Derived from the outer skin of a rattan stalk that’s native to Asia and Africa, cane has a naturally glossy exterior that’s non-porous, and therefore, fairly easy to maintain. (It should be: It’s been used for furniture since the Egyptian times.) Nevertheless, it shouldn’t be ignored. In order to keep your new or vintage cane furniture from breaking, Brockway has three easy rules to follow.

Keep your furniture away from the sun, but in a warm space. 

Although cane furniture has the look of a sunny day, it actually does better in the shade. “Sunlight can cause discoloration and accelerate drying, which leads to cracking,” Brockway says. “It’s best to keep pieces out of direct sunlight.” That said, cane furniture does best in rooms that are warm and a little humid, which helps keep it from getting too parched. If that doesn’t exactly describe your locale, then now might be the time to invest in a humidifier.

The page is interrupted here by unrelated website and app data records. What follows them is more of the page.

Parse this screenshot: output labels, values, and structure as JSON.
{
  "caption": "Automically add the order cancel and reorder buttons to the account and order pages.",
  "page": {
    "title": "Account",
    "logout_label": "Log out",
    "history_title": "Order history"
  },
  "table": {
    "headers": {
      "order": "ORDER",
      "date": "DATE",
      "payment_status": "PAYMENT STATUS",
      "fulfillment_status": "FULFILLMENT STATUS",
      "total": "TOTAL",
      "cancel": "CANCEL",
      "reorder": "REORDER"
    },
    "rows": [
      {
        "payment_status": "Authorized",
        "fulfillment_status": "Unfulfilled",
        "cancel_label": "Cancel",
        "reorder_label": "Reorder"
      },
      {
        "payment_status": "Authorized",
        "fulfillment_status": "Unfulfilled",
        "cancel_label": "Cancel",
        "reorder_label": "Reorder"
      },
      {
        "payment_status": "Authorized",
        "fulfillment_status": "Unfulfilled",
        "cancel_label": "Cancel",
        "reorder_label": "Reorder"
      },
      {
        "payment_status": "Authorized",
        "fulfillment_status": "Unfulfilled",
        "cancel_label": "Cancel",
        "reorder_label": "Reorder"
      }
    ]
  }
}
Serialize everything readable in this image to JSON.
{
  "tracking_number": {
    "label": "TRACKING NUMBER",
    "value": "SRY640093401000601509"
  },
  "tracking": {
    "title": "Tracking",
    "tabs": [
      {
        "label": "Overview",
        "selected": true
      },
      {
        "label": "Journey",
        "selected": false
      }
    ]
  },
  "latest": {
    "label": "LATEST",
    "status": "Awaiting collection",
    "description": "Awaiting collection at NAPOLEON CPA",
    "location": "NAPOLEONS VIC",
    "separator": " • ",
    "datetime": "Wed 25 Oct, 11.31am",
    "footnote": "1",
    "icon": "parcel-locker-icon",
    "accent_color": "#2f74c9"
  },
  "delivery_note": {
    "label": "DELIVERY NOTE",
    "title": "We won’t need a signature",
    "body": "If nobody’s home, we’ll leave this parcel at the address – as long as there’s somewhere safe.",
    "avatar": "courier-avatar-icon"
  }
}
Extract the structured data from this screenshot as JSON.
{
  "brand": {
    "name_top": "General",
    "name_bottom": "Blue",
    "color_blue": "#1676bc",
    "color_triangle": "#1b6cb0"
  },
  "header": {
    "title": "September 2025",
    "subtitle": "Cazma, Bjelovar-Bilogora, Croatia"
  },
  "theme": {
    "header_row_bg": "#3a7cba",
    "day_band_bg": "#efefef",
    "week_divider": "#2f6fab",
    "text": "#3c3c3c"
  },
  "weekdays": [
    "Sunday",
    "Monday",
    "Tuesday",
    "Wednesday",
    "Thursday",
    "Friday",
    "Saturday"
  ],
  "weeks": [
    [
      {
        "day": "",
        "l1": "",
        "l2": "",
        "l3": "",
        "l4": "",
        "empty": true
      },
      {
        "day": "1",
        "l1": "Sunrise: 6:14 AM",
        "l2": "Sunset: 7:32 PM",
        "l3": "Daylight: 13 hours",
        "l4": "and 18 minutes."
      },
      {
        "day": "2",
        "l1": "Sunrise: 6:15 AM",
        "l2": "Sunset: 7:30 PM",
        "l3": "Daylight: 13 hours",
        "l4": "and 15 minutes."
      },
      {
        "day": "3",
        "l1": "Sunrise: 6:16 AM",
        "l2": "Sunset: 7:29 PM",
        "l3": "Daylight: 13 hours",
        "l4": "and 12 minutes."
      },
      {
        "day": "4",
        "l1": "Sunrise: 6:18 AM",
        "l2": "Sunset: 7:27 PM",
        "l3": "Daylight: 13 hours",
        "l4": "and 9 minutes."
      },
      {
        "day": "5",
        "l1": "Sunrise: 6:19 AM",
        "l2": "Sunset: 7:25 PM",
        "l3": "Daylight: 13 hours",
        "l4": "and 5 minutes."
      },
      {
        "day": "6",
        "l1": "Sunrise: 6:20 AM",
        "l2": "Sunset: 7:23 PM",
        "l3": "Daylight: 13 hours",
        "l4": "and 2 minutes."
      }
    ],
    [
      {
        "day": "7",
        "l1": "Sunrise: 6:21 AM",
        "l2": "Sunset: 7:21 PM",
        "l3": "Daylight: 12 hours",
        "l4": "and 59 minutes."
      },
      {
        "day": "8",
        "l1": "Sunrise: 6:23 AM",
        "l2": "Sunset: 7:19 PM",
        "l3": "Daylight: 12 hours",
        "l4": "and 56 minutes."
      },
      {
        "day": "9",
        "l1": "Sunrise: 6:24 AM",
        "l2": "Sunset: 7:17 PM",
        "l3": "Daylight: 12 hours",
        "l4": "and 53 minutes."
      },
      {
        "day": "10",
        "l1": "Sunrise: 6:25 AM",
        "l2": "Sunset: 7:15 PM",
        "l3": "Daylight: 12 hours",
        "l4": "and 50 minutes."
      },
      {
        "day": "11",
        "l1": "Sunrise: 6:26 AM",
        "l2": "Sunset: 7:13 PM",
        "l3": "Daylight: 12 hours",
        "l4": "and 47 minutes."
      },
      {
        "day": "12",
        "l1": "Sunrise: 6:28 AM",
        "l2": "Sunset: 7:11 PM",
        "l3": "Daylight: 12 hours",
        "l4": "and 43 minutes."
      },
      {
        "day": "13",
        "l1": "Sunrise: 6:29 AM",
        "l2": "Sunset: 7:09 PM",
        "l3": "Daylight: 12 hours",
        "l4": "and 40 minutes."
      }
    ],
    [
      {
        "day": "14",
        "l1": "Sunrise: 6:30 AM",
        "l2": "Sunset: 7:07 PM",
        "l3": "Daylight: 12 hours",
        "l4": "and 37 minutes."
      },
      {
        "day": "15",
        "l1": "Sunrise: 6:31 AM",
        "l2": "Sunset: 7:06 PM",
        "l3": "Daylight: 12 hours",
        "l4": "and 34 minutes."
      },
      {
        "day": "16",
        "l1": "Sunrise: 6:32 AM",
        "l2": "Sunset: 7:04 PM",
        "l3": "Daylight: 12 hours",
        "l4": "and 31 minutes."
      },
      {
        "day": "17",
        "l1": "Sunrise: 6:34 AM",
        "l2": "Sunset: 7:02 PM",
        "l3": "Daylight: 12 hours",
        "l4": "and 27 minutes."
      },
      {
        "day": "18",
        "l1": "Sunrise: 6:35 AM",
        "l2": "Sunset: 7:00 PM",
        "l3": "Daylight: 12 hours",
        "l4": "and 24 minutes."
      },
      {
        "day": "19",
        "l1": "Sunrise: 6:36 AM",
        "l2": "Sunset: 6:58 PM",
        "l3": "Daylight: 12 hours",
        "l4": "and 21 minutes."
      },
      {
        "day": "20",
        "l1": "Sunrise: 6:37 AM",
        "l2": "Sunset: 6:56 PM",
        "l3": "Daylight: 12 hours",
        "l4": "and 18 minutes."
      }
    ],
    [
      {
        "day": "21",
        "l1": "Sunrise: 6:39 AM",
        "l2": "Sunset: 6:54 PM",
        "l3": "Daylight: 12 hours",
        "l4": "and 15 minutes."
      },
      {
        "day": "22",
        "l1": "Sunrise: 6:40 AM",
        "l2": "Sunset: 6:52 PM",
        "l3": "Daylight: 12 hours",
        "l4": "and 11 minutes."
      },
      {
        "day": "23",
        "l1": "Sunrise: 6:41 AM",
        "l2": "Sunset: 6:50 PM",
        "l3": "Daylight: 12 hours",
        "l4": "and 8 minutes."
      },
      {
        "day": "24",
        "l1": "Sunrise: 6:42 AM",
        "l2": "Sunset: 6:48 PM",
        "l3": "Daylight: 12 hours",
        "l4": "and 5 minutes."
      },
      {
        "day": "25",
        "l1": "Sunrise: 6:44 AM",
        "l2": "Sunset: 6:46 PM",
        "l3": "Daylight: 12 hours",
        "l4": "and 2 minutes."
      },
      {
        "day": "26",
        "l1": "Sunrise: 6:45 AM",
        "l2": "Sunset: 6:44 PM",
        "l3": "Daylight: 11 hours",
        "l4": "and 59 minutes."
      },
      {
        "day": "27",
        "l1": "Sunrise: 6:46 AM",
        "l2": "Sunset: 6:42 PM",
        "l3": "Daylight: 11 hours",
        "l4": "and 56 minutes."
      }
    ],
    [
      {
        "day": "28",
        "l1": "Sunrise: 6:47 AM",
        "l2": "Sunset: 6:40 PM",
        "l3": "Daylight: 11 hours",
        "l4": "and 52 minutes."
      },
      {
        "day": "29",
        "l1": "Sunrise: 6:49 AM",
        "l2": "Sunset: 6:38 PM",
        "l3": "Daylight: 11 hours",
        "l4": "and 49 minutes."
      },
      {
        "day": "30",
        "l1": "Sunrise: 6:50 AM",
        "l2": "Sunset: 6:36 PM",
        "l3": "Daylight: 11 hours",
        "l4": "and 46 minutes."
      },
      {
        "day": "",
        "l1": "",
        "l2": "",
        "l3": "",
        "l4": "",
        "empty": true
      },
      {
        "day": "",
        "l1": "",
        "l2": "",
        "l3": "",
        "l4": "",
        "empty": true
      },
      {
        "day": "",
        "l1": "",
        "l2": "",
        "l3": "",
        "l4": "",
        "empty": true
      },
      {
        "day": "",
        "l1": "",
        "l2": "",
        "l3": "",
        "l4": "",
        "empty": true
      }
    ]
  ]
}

You can also arrange your cane furniture in a design that plays off its need for darker corners. A cane side chair can sit in the shade with a reading light, or a dresser can stand under a mirror that can bounce light around the room. Mildew forms when cane furniture is exposed to water for too long, so if you use your cane furniture outside, position pieces in a covered, dry area or bring them indoors when not in use.

Maintain a moisturizing schedule.

Just like you’ve gotten in the habit of moisturizing your skin, you should also do the same for your cane furniture—it sounds silly, but it’s true. “The key to battling the dry-out? Moisturizing!” Brockway says. “Use a high-oil content furniture polish, like lemon oil or orange oil, to keep the exterior looking great.” You should schedule a moisturizing session about once a month.

For best results, dilute the polish in water and then spray the back and undersides of your furniture. Keep one side bare to help the material breathe. After, wipe the solution dry with a rag. If you’re moisturizing seating, be especially careful not to spray the front, because it’ll likely leave a grease mark in the curve of the chair. Let the furniture dry completely before use. 

Add cushions when necessary. 

And lastly, don’t let seated furniture go without plenty of cushions. They protect surfaces by distributing weight more evenly, making it less likely for a pressure point to crack. Plus, says Brockway: “It’s as a way to add a touch of time-worn eclecticism to contemporary spaces.”